Fellow Armin Langer visited Professor Manuela Achilles’ course on the history of Nazi Germany. He shared stories from his own activist project, the Bus of Encounters, in which he and a diverse group of friends traveled to rural and conservative parts of Germany to talk politics. He and the other activists had sought to better understand why people in this area often supported the far-right, anti-immigrant Alternative for Germany Party, while also giving locals the opportunity to talk to Germans of very different backgrounds.
At UVa, Langer challenged the students of the Nazi Germany course to develop their own ideas for a democratic, activist intervention. Students talked about locations on campus and in Charlottesville where their action could shed light on the uncomfortable history of slavery or racism at the university, and where they could engage people in conversation.
Over the course of April 11 and 12, 2019, the class divided into four action groups.
- The first group of students staged their intervention at the only memorial currently on university grounds to honor the enslaved laborers who built UVa. The inconspicuous plaque, placed in 2007, is in a corridor underneath Jefferson’s famous Rotunda building, where passers-by walk over it every few minutes. It reads: “In honor of the several hundred women and men, both free and enslaved, whose labor between 1817 and 1826 helped to realize Thomas Jefferson's design for the University of Virginia". The students spent hours cleaning the plaque and stopping passers-by to ask: had they ever noticed the plaque or read it? Did they know what it commemorated? What did they think of its location or the language of the text?
- A second group of students stood by a busy student cafeteria and passed out a flyer describing the locations of various unmarked historic African-Americans graves on university grounds, along with flowers to place at the gravesites. Many of the participating students had themselves only learned about the graves through the project.
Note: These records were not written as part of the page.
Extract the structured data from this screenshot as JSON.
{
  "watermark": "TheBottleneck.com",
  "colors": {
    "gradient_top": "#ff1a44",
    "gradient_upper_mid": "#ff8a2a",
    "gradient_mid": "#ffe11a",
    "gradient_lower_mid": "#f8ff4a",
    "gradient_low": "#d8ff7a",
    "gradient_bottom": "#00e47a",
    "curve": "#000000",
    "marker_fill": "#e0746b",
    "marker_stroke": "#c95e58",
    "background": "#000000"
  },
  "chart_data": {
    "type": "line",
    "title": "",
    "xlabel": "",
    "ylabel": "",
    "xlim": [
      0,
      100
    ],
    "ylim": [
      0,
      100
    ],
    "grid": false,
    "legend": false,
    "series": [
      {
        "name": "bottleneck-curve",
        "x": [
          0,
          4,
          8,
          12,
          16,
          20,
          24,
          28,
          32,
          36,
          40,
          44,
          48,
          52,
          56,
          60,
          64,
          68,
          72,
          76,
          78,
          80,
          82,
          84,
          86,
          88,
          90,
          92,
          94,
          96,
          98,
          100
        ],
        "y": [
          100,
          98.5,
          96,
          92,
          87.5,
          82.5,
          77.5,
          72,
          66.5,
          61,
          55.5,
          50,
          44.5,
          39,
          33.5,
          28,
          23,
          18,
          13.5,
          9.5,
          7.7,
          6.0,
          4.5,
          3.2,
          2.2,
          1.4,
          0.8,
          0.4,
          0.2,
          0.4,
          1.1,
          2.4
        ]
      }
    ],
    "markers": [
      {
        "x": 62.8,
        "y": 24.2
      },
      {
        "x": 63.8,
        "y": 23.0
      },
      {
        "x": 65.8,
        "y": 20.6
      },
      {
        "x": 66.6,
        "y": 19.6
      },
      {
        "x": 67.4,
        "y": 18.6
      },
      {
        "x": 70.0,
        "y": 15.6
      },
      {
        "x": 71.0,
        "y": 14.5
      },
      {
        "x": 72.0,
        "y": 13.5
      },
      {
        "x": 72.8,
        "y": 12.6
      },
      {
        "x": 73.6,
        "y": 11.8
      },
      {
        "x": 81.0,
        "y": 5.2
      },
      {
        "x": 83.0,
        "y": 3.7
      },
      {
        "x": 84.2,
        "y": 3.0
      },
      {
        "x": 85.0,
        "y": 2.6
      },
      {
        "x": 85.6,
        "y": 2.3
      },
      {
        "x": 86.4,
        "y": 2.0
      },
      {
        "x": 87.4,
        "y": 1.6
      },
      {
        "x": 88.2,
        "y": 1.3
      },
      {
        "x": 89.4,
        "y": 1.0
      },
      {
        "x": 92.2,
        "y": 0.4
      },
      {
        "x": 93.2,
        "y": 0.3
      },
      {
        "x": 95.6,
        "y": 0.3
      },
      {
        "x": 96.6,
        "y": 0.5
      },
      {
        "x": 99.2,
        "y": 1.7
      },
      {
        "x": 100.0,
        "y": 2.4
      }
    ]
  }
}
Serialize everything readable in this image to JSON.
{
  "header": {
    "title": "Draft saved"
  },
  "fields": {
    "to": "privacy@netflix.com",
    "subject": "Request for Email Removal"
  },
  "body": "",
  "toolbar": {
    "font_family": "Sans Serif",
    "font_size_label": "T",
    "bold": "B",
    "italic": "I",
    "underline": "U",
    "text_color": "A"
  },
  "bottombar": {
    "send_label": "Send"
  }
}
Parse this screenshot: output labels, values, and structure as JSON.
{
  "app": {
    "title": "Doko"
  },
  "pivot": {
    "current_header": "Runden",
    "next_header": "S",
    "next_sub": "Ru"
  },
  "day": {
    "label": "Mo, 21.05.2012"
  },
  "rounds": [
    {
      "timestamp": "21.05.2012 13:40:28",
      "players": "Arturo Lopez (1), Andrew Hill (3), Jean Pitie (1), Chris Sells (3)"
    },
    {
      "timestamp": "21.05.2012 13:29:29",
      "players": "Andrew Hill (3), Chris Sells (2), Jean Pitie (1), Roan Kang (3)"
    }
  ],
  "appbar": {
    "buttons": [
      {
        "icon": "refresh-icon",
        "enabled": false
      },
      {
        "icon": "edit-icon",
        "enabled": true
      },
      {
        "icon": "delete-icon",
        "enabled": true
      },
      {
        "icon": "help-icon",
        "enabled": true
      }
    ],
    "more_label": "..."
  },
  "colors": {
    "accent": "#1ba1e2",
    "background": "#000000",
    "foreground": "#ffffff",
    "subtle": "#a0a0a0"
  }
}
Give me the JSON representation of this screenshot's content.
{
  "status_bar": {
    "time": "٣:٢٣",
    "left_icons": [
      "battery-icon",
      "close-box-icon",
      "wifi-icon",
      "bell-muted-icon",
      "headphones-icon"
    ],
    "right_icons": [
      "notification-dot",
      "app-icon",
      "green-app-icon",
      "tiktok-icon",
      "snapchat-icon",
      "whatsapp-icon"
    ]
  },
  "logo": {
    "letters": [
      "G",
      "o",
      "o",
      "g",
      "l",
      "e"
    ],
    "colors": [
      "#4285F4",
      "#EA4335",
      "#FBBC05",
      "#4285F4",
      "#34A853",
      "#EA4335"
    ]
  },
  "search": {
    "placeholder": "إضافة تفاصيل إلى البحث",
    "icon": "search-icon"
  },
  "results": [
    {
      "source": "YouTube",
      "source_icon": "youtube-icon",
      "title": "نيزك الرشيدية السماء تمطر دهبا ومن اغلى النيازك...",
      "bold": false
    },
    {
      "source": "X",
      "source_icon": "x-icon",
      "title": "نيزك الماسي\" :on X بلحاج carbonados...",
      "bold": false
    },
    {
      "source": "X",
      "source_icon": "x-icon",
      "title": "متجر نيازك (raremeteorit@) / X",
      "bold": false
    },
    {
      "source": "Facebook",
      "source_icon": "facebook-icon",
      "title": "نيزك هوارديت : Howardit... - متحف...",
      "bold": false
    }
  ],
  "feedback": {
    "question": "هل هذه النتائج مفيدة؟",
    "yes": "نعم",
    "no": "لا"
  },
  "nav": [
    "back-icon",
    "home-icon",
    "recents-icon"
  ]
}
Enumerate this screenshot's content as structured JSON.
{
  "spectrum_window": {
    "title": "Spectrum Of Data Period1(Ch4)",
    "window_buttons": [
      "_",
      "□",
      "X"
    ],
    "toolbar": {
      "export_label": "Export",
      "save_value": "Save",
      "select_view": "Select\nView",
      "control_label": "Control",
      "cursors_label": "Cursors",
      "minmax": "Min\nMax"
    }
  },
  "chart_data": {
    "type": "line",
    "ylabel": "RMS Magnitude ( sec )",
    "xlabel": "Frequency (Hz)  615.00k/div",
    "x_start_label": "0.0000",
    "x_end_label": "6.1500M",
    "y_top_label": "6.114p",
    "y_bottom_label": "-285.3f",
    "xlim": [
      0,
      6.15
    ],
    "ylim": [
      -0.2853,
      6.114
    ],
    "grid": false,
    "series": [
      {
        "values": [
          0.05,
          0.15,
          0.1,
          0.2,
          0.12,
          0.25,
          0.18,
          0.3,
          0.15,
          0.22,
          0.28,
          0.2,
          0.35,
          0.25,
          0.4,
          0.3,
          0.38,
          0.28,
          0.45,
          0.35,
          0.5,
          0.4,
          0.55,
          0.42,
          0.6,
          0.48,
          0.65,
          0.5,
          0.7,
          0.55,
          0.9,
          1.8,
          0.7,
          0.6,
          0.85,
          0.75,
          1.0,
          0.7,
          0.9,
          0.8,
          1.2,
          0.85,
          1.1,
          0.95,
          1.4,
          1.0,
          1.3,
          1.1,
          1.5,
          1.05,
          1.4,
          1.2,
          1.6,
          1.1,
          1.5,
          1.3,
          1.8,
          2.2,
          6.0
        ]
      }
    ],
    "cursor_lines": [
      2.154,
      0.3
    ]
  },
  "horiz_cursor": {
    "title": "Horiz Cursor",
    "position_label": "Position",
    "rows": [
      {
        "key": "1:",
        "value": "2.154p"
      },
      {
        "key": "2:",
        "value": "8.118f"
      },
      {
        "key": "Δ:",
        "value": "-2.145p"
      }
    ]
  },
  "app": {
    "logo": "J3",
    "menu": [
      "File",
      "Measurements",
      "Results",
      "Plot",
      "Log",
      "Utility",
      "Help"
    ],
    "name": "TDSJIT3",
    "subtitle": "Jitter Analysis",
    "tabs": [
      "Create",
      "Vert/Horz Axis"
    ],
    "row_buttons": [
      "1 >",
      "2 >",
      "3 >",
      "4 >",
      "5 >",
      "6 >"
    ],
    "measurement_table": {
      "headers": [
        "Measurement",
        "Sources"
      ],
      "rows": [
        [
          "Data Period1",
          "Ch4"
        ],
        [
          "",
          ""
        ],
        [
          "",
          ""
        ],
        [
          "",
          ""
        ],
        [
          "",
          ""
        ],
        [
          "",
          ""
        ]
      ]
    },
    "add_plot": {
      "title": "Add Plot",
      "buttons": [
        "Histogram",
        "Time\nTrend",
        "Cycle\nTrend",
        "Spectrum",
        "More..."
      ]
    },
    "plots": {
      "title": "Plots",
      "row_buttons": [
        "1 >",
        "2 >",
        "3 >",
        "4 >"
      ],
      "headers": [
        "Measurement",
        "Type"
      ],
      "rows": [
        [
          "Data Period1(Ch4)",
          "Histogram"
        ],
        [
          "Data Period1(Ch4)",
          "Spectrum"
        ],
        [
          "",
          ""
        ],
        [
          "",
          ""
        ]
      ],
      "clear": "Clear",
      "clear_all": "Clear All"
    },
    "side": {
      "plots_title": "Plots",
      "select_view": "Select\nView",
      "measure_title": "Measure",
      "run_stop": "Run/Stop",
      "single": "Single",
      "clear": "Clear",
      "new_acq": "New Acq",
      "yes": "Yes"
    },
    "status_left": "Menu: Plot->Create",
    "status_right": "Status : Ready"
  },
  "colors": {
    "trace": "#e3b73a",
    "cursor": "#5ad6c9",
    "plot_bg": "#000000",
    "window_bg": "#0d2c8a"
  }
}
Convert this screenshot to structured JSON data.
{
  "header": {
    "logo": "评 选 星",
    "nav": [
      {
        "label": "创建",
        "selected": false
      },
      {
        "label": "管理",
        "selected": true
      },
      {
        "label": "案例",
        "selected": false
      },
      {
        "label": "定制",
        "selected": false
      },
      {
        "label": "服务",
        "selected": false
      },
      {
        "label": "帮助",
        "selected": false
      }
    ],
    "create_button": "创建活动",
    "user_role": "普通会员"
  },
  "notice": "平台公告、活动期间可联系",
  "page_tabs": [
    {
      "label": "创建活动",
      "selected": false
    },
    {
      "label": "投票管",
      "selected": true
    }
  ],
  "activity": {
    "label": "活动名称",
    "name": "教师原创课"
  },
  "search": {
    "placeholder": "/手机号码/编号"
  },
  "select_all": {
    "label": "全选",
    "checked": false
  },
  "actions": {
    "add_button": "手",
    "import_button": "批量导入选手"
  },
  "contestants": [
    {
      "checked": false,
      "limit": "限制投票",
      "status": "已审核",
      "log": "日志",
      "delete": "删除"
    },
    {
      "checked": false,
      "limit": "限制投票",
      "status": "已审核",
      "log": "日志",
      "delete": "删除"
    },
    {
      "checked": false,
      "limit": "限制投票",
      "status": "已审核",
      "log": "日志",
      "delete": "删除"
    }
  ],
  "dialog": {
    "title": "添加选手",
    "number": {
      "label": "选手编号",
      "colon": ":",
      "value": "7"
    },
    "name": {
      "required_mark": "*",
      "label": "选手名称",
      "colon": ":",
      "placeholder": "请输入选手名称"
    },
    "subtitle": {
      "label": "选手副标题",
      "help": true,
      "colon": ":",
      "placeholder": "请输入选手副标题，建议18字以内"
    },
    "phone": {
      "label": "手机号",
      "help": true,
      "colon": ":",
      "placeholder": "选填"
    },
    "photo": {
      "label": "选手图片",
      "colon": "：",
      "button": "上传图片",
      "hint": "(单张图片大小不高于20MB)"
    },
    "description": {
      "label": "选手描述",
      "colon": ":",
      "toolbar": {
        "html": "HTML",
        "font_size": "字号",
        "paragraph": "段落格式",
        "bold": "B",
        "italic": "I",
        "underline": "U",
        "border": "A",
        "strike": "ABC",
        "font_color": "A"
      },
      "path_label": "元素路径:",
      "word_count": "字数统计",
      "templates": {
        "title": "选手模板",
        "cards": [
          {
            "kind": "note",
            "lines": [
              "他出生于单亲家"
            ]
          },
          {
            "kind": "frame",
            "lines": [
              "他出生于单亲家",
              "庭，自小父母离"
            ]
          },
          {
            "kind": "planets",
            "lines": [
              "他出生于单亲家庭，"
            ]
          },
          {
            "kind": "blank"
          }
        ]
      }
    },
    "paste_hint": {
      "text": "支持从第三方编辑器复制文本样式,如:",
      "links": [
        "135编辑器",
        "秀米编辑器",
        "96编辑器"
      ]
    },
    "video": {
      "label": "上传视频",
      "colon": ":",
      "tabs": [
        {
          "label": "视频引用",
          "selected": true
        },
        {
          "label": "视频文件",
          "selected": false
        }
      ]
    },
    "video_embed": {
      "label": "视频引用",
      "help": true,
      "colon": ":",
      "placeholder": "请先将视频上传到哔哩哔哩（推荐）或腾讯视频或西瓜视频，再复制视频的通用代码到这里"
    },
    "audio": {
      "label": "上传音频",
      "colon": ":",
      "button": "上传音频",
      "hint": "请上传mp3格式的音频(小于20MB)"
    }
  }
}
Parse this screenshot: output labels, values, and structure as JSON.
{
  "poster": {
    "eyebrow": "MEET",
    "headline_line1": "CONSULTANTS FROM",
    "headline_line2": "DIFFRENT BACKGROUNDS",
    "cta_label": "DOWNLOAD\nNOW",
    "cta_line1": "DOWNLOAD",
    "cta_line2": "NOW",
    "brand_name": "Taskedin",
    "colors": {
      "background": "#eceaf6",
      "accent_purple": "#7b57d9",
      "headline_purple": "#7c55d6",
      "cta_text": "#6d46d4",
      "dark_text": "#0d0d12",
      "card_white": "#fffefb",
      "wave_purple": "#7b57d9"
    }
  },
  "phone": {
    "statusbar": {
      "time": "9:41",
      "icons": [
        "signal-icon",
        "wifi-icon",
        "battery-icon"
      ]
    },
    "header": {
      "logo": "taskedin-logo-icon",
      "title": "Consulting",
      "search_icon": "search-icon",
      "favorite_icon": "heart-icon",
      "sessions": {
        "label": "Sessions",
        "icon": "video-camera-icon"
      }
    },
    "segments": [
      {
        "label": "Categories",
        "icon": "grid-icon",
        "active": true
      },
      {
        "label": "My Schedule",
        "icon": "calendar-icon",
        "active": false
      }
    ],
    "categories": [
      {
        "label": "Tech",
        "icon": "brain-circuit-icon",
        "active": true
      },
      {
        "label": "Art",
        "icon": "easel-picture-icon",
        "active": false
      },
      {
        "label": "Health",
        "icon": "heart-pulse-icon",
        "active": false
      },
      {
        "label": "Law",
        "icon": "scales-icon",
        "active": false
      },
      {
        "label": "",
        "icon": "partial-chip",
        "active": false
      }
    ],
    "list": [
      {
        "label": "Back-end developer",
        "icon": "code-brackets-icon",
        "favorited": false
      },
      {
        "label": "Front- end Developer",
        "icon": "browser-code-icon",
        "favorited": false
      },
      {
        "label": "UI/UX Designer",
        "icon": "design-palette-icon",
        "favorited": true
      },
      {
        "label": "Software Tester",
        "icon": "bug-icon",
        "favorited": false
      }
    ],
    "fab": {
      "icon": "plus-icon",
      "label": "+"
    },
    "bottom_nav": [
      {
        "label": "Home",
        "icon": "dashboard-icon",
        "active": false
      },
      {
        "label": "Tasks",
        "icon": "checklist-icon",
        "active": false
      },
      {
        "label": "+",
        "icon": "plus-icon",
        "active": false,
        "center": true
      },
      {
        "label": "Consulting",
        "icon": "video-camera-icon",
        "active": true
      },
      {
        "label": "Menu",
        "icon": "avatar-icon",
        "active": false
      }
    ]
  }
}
They were shocked and dismayed at how neglected these sites remain and finished the action by visiting the graves and leaving their own flowers to pay respect to these unnamed men and women.
- Another group of students staged an intervention at “The Corner,” a busy street with restaurants and stores directly across from the university campus. Their table also faced a new monument that the student community, led by the UVa Black Student Alliance, had demanded to properly honor the enslaved laborers who for decades built and maintained the university. They talked to passersbys about the monument and its ability to offer some kind of redress or responsibility for history.
- A final group of students set up at Market Street Park, named Lee Park until 2017 in honor of the statue of Robert E Lee that was erected there in 1924. The Park was the site of the Unite the Right white supremacist rally in August 2017. Students stood in the park with posters commenting on the connection between the Robert E. Lee statue, white supremacist ideology, and the city and university’s troubled history.
For more photos, visit our flickr gallery here.
You can also read about and watch news coverage from NBC 29 about the interventions here.